A major development for SVHA during the year was the appointment of Darlene Dreise as full-time Chair of the organisation’s Reconciliation Action Plan (RAP) Steering Committee.

This is a new role for SVHA – and unique in Australia’s health and aged care sector – and reflects the organisation’s commitment to prioritising the needs of Aboriginal and Torres Strait Islander peoples.

A Torres Strait Islander woman, Darlene’s role is to champion initiatives that lead to greater understanding and reconciliation between Indigenous and non-Indigenous Australians – both within SVHA and the communities in which we work – and build workplace cultures that help meet the goals of the organisation’s RAP.

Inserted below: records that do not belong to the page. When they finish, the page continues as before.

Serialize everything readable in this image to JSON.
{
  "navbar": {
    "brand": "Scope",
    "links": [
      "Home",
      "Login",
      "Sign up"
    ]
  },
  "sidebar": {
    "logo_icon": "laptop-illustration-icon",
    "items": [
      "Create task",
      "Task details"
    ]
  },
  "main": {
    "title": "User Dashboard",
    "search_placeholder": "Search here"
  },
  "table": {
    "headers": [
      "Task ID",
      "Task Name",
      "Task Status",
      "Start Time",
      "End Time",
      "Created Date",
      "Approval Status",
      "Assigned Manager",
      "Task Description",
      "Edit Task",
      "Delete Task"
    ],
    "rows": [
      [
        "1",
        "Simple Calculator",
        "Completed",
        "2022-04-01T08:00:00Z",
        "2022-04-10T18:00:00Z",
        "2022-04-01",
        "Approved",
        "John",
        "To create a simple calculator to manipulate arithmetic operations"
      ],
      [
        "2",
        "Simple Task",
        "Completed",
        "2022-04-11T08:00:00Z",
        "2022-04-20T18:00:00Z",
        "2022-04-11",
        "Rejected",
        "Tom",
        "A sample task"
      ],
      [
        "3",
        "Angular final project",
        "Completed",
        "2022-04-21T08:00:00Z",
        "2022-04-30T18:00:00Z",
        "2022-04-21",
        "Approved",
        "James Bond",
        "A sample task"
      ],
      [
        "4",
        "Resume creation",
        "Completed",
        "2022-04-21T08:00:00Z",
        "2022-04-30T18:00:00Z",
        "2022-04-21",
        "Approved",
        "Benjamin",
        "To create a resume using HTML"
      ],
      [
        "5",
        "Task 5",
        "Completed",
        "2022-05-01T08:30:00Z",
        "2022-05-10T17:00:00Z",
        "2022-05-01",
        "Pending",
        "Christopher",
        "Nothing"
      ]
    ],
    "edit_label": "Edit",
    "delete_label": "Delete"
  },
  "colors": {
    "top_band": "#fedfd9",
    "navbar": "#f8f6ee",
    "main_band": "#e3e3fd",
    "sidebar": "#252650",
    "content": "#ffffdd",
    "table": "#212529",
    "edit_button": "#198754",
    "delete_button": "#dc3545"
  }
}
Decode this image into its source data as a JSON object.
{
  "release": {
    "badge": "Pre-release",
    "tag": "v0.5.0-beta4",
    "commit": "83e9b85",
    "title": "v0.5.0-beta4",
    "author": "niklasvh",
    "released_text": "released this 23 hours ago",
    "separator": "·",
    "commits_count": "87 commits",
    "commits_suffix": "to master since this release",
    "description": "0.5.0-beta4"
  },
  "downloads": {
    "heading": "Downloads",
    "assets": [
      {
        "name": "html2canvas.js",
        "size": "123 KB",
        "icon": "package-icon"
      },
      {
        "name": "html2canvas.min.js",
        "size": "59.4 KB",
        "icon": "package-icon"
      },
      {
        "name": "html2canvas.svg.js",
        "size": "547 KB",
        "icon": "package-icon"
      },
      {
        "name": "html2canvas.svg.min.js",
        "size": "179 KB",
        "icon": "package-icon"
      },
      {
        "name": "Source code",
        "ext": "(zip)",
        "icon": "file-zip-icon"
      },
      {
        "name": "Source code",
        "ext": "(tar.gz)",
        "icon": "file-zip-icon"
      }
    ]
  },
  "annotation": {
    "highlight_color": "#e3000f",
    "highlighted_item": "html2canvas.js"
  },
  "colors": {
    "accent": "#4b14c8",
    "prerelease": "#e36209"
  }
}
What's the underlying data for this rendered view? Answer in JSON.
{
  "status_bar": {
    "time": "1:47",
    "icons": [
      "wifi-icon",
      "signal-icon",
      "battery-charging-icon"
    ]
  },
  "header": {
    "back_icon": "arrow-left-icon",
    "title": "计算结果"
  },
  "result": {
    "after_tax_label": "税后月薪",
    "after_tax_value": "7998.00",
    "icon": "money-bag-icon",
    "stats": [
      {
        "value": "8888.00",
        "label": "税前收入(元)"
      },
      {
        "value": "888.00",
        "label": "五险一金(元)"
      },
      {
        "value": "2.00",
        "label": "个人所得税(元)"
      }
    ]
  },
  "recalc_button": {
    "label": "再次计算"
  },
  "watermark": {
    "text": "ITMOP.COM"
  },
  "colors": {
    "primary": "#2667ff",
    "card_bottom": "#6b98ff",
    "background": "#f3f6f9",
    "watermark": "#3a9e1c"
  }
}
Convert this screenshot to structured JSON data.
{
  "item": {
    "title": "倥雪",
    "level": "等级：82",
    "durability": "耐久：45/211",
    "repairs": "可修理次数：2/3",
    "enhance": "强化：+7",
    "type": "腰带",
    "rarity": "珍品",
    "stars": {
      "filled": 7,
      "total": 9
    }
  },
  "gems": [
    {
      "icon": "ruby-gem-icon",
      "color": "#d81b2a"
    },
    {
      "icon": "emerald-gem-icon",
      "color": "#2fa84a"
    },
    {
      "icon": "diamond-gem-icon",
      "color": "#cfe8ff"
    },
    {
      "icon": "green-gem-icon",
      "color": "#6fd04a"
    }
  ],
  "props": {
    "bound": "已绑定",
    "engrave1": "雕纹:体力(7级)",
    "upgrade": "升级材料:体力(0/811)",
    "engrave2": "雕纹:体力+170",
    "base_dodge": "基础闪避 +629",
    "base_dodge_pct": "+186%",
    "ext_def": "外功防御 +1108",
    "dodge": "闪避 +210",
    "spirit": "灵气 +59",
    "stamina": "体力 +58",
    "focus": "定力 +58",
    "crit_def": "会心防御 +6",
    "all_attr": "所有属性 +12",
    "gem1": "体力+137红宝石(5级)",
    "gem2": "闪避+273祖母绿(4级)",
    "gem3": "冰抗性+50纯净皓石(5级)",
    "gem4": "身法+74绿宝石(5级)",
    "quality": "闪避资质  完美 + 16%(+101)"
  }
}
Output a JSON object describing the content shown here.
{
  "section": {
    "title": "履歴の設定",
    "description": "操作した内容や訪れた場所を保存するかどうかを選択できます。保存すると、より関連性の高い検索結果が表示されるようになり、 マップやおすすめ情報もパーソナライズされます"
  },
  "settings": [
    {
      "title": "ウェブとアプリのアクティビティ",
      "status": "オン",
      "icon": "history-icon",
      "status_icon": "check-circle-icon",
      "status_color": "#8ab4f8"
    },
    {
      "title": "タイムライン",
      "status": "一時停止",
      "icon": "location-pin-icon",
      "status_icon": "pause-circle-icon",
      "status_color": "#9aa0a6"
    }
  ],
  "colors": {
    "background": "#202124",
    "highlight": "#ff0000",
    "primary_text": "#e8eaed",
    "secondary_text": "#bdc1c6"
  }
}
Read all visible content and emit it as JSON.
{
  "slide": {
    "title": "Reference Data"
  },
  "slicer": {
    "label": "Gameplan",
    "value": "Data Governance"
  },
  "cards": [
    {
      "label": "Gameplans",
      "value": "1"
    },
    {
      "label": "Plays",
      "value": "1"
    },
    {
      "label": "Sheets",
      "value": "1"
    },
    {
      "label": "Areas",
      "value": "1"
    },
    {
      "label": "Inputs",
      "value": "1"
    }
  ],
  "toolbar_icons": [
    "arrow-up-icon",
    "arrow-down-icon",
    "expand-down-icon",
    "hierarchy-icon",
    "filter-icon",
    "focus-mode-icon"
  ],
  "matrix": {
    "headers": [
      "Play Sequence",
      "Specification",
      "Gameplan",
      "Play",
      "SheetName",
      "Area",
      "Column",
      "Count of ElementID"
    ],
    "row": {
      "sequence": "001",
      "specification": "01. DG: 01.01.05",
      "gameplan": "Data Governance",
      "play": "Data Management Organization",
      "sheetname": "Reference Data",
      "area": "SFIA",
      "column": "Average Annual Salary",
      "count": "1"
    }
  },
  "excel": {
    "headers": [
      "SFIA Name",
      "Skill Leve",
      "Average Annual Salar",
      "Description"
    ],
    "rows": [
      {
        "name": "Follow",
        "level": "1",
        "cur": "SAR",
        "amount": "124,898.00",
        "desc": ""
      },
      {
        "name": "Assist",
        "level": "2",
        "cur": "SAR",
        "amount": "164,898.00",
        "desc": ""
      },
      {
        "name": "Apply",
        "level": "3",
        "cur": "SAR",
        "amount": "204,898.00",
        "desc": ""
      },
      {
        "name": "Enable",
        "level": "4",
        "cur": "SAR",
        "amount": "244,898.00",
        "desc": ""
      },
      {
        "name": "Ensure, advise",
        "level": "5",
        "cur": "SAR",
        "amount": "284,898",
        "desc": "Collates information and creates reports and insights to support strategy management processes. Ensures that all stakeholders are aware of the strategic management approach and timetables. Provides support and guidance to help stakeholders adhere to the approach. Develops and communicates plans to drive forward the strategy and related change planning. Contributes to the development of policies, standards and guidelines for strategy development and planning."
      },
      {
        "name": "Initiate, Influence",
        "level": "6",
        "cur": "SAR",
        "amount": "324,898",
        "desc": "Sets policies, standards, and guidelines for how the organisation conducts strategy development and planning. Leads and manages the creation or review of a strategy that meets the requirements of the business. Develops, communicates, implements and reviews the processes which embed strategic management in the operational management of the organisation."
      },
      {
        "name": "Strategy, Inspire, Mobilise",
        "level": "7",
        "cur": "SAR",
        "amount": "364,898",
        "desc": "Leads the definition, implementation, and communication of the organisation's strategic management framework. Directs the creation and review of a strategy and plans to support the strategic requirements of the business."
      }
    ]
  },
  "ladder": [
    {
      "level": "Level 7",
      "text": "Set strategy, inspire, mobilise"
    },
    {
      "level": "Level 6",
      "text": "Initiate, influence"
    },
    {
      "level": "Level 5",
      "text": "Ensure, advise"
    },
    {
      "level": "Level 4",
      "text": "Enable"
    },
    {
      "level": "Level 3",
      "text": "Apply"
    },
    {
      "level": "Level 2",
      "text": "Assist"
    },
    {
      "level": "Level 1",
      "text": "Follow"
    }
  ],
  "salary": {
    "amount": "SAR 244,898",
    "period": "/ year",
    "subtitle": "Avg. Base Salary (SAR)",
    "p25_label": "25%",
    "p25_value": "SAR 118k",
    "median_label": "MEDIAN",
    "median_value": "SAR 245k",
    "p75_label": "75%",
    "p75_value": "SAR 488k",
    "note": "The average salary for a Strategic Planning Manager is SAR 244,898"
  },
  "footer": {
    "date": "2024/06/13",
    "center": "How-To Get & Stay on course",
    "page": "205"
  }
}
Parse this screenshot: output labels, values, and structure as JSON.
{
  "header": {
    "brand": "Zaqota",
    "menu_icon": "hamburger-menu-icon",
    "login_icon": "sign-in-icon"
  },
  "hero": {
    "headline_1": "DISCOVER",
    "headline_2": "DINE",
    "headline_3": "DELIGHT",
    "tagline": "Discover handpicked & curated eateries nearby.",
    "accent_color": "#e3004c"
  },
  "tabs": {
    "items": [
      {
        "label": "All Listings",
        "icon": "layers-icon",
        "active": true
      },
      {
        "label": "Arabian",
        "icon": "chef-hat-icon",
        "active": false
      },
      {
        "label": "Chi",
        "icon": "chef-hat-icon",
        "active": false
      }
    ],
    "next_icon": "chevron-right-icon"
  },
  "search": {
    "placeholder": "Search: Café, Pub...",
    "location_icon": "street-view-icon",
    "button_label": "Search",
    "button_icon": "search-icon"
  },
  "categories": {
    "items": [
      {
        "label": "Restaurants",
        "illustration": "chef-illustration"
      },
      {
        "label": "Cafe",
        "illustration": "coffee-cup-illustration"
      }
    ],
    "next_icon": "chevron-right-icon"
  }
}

Darlene also offers inspiration and guidance in the planning of SVHA’s annual Aboriginal and Torres Strait Islander Staff Forum, a unique, Mission-led gathering where every Indigenous member of staff within the organisation is invited to attend – close to 230 people – regardless of how long they have served, or the nature of their role.

Open Support

One of the charitable arms of the St Vincent’s Clinic, Open Support’s mission is to address unmet and changing need among the most vulnerable in the community and was established by the Sisters of Charity as part of the Clinic in 1990.

Open Support’s work focuses on three core areas: empowering and supporting people impacted by domestic and family violence, enabling improved access to healthcare, and reducing the impact of social isolation in the community.

During 2018-19, Open Support’s 184 volunteers provided 15,254 hours of support (equal to $536,792 in labour in kind).

In its work supporting individuals and families affected by family violence, Open Support cared for 12 families during the year, the majority from culturally and linguistically different backgrounds, offering crisis accommodation (average stay = 213 days), case management, intervention and support, and rehousing.

In its efforts to improve access to healthcare for regional and rural patients, Open Support worked with 219 families, providing 983 room nights, and saving $79,000 in accommodation costs. Another 866 clients were provided with 2,284 trips to receive medical care.

And in its work addressing social isolation in the community, Open Support made 2,337 visits with 118 clients, 44% of them for the first time.

And finally…

St Vincent’s Hospital Melbourne’s Pastoral and Spiritual Care Team

Spiritual Care Australia – the National Peak Body for practitioners in spiritual care, pastoral care and chaplaincy – awarded St Vincent’s Hospital Melbourne’s Pastoral and Spiritual Care Team the prestigious Best of Care - Outstanding Team award for 2019.

Next Article